Cruising out of the swimming area was simple. Once I was out on the open lake I knew I needed to stand. The waves were very gentle and hardly noticeable, nonetheless I knew what standing in a canoe was like and thought I'd rock the board quite a bit. One, two, three and there I was standing. That was simple. Now to start moving. The fiberglass adjustable paddle is easy to use and ideal for SUP boarders of all heights. The slight bend in the blade allows for optimal propulsion and for one to quickly gain some speed.
This is easy!
Once you start to move forwards it's a little similar to cross-country skiing in that you quickly feel confident and just when you go to do something you fall off. Fortunately the water is warm and quite soft. The board went about 5 meters away, which could be avoided with a leash, like you’d have on a traditional surfboard. My first fall into the water had me a little worried though — how long am I going to be struggling to get back on the board?
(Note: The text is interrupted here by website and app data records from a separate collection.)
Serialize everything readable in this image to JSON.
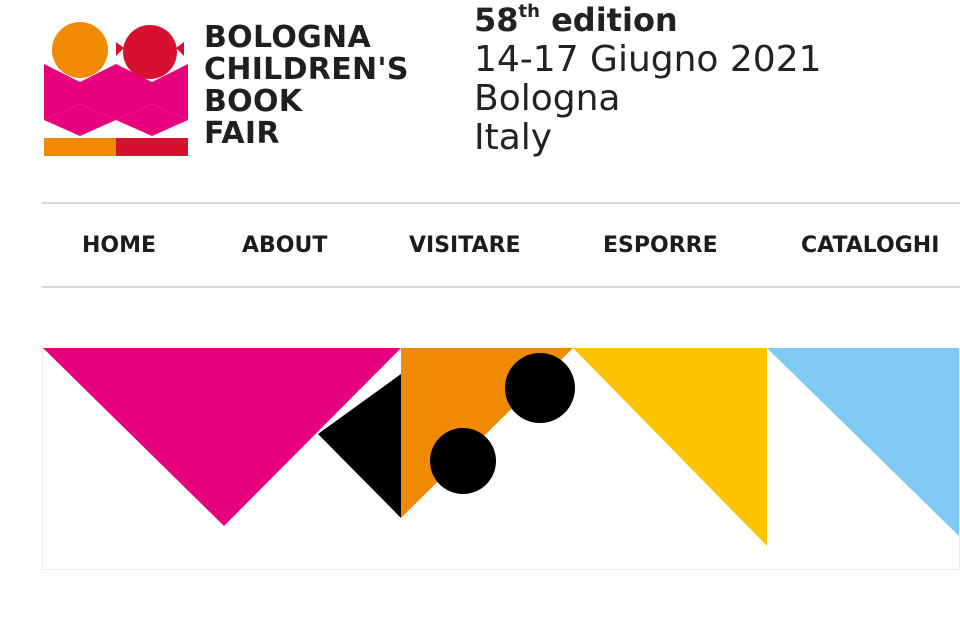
{
  "header": {
    "logo_lines": [
      "BOLOGNA",
      "CHILDREN'S",
      "BOOK",
      "FAIR"
    ],
    "edition_number": "58",
    "edition_suffix": "th",
    "edition_word": "edition",
    "dates": "14-17 Giugno 2021",
    "city": "Bologna",
    "country": "Italy"
  },
  "nav": {
    "items": [
      {
        "label": "HOME"
      },
      {
        "label": "ABOUT"
      },
      {
        "label": "VISITARE"
      },
      {
        "label": "ESPORRE"
      },
      {
        "label": "CATALOGHI"
      }
    ]
  },
  "colors": {
    "magenta": "#e6007e",
    "orange": "#f08a00",
    "red": "#d7102f",
    "black": "#000000",
    "yellow": "#fdc300",
    "light_blue": "#7fcaf2",
    "rule": "#d6d6d6"
  }
}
I swam up to the board, reached across and with a quick pull was astonishingly back on the board. Very easy. This means more fun. When I asked Maurus about it, he explained that it has to do with the design of the board. The board is in the shape of a classic longboard, which displaces a lot of water and lies quite flat in the water.
After an hour of paddling, I was exhausted. The slight movement of the board means that your stabilizing muscles are constantly working. The health benefits are huge too, as Maurus explained. By strengthening the core stabilizing muscles, you can improve your posture and coordination as well as build up the muscles around your joints.
For runners, skiers, and boarders, this is excellent. For those wishing to take it to the next level, Seebad Enge even offers a yoga class on paddle boards!
From Switzerland to the Atlantic
I’m not sure that I’m ready for yoga on a SUP, but I am sure that the SUPs from Indiana are an amazing find. I hope that when I’m good enough, I can plan an adventure similar to Thomas Oschwald, who paddle boarded 1200KM from Switzerland to the Atlantic going down the Rhone and via the French canal system into the Garonne and entered the Atlantic in Bordeaux.
SUP as long as you can
If you think that this article has come out a little late, don’t be too mistaken. You can standup paddle board at Enge until mid October and for advanced boarders, you can go all year round, as long as we can avoid another Seegfrörni. Why not get out there and try it out before winter hits again and buildup your agility for the slopes. Without a doubt standup paddle boarding will surely take off even more in the coming years.
Just a little FYI for everyone planning on heading out on the water. According to Swiss nautical laws, you can go to a maximum of 300 meters into a body of water without a lifejacket. Venturing further into the lake means you need to have a lifejacket with you, or potentially face a hefty fine.
Then, check out this trailer of "That First Glide", the first documentary about SUP: